_WORK INSTRUCTIONS_
Return the records word for word. Any pictures in them are not part of the copy.

----------

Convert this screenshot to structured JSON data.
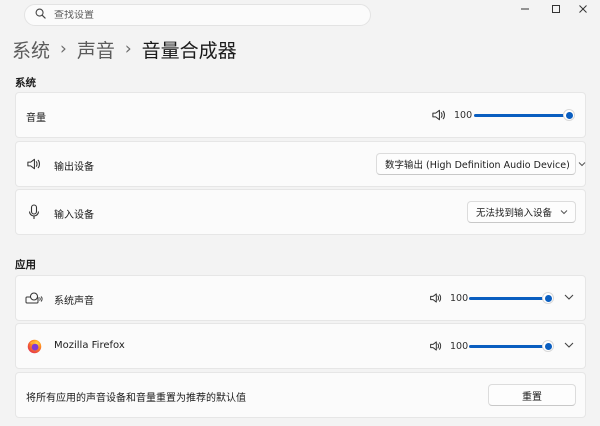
{
  "search": {
    "placeholder": "查找设置"
  },
  "breadcrumb": {
    "items": [
      "系统",
      "声音"
    ],
    "current": "音量合成器"
  },
  "sections": {
    "system": "系统",
    "apps": "应用"
  },
  "system": {
    "volume": {
      "label": "音量",
      "value": "100",
      "level": 100
    },
    "output": {
      "label": "输出设备",
      "selected": "数字输出 (High Definition Audio Device)"
    },
    "input": {
      "label": "输入设备",
      "selected": "无法找到输入设备"
    }
  },
  "apps": [
    {
      "name": "系统声音",
      "icon": "system-sounds-icon",
      "volume": "100",
      "level": 100
    },
    {
      "name": "Mozilla Firefox",
      "icon": "firefox-icon",
      "volume": "100",
      "level": 100
    }
  ],
  "reset": {
    "description": "将所有应用的声音设备和音量重置为推荐的默认值",
    "button_label": "重置"
  },
  "colors": {
    "accent": "#0a5ec0",
    "background": "#f3f3f3",
    "card": "#fbfbfb"
  }
}
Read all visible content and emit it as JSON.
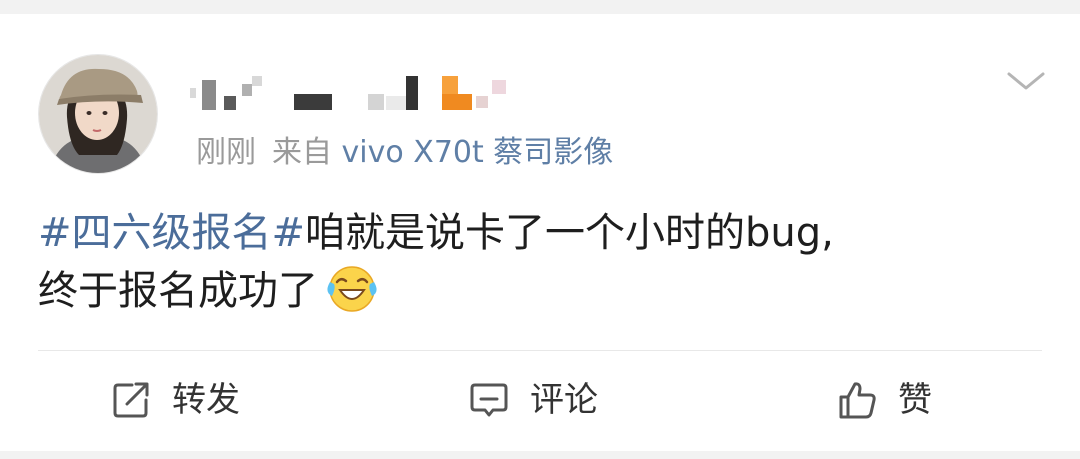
{
  "post": {
    "time": "刚刚",
    "source_prefix": "来自",
    "source_device": "vivo X70t 蔡司影像",
    "hashtag": "#四六级报名#",
    "text_line1": "咱就是说卡了一个小时的bug,",
    "text_line2": "终于报名成功了",
    "emoji": "laughing-crying-emoji"
  },
  "actions": {
    "repost_label": "转发",
    "comment_label": "评论",
    "like_label": "赞"
  },
  "colors": {
    "background": "#f2f2f2",
    "card": "#ffffff",
    "link": "#4b6d9a",
    "meta_text": "#9a9a9a",
    "body_text": "#1e1e1e"
  },
  "icons": {
    "repost": "repost-icon",
    "comment": "comment-icon",
    "like": "thumbs-up-icon",
    "menu": "chevron-down-icon"
  }
}
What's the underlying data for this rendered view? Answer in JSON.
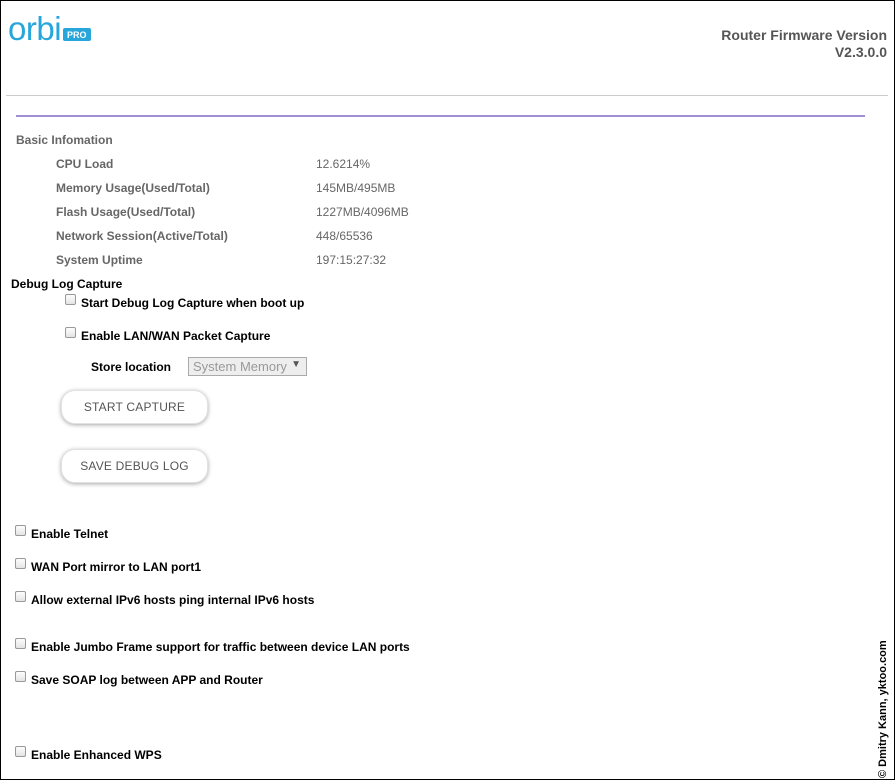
{
  "header": {
    "logo_text": "orbi",
    "logo_badge": "PRO",
    "firmware_label": "Router Firmware Version",
    "firmware_version": "V2.3.0.0"
  },
  "basic_info": {
    "title": "Basic Infomation",
    "rows": [
      {
        "label": "CPU Load",
        "value": "12.6214%"
      },
      {
        "label": "Memory Usage(Used/Total)",
        "value": "145MB/495MB"
      },
      {
        "label": "Flash Usage(Used/Total)",
        "value": "1227MB/4096MB"
      },
      {
        "label": "Network Session(Active/Total)",
        "value": "448/65536"
      },
      {
        "label": "System Uptime",
        "value": "197:15:27:32"
      }
    ]
  },
  "debug": {
    "title": "Debug Log Capture",
    "start_on_boot_label": "Start Debug Log Capture when boot up",
    "packet_capture_label": "Enable LAN/WAN Packet Capture",
    "store_location_label": "Store location",
    "store_location_value": "System Memory",
    "start_capture_button": "START CAPTURE",
    "save_log_button": "SAVE DEBUG LOG"
  },
  "options": {
    "telnet": "Enable Telnet",
    "port_mirror": "WAN Port mirror to LAN port1",
    "ipv6_ping": "Allow external IPv6 hosts ping internal IPv6 hosts",
    "jumbo_frame": "Enable Jumbo Frame support for traffic between device LAN ports",
    "soap_log": "Save SOAP log between APP and Router",
    "enhanced_wps": "Enable Enhanced WPS"
  },
  "credit": "© Dmitry Kann, yktoo.com"
}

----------

_EXERCISE ANSWER_
Convert this screenshot to structured JSON data.
{
  "search": {
    "placeholder": "查找设置"
  },
  "breadcrumb": {
    "items": [
      "系统",
      "声音"
    ],
    "current": "音量合成器"
  },
  "sections": {
    "system": "系统",
    "apps": "应用"
  },
  "system": {
    "volume": {
      "label": "音量",
      "value": "100",
      "level": 100
    },
    "output": {
      "label": "输出设备",
      "selected": "数字输出 (High Definition Audio Device)"
    },
    "input": {
      "label": "输入设备",
      "selected": "无法找到输入设备"
    }
  },
  "apps": [
    {
      "name": "系统声音",
      "icon": "system-sounds-icon",
      "volume": "100",
      "level": 100
    },
    {
      "name": "Mozilla Firefox",
      "icon": "firefox-icon",
      "volume": "100",
      "level": 100
    }
  ],
  "reset": {
    "description": "将所有应用的声音设备和音量重置为推荐的默认值",
    "button_label": "重置"
  },
  "colors": {
    "accent": "#0a5ec0",
    "background": "#f3f3f3",
    "card": "#fbfbfb"
  }
}
Read all visible content and emit it as JSON.
{
  "post": {
    "time": "刚刚",
    "source_prefix": "来自",
    "source_device": "vivo X70t 蔡司影像",
    "hashtag": "#四六级报名#",
    "text_line1": "咱就是说卡了一个小时的bug,",
    "text_line2": "终于报名成功了",
    "emoji": "laughing-crying-emoji"
  },
  "actions": {
    "repost_label": "转发",
    "comment_label": "评论",
    "like_label": "赞"
  },
  "colors": {
    "background": "#f2f2f2",
    "card": "#ffffff",
    "link": "#4b6d9a",
    "meta_text": "#9a9a9a",
    "body_text": "#1e1e1e"
  },
  "icons": {
    "repost": "repost-icon",
    "comment": "comment-icon",
    "like": "thumbs-up-icon",
    "menu": "chevron-down-icon"
  }
}
What's the underlying data for this rendered view? Answer in JSON.
{
  "header": {
    "logo_text": "orbi",
    "logo_badge": "PRO",
    "firmware_label": "Router Firmware Version",
    "firmware_version": "V2.3.0.0"
  },
  "basic_info": {
    "title": "Basic Infomation",
    "rows": [
      {
        "label": "CPU Load",
        "value": "12.6214%"
      },
      {
        "label": "Memory Usage(Used/Total)",
        "value": "145MB/495MB"
      },
      {
        "label": "Flash Usage(Used/Total)",
        "value": "1227MB/4096MB"
      },
      {
        "label": "Network Session(Active/Total)",
        "value": "448/65536"
      },
      {
        "label": "System Uptime",
        "value": "197:15:27:32"
      }
    ]
  },
  "debug": {
    "title": "Debug Log Capture",
    "start_on_boot_label": "Start Debug Log Capture when boot up",
    "packet_capture_label": "Enable LAN/WAN Packet Capture",
    "store_location_label": "Store location",
    "store_location_value": "System Memory",
    "start_capture_button": "START CAPTURE",
    "save_log_button": "SAVE DEBUG LOG"
  },
  "options": {
    "telnet": "Enable Telnet",
    "port_mirror": "WAN Port mirror to LAN port1",
    "ipv6_ping": "Allow external IPv6 hosts ping internal IPv6 hosts",
    "jumbo_frame": "Enable Jumbo Frame support for traffic between device LAN ports",
    "soap_log": "Save SOAP log between APP and Router",
    "enhanced_wps": "Enable Enhanced WPS"
  },
  "credit": "© Dmitry Kann, yktoo.com"
}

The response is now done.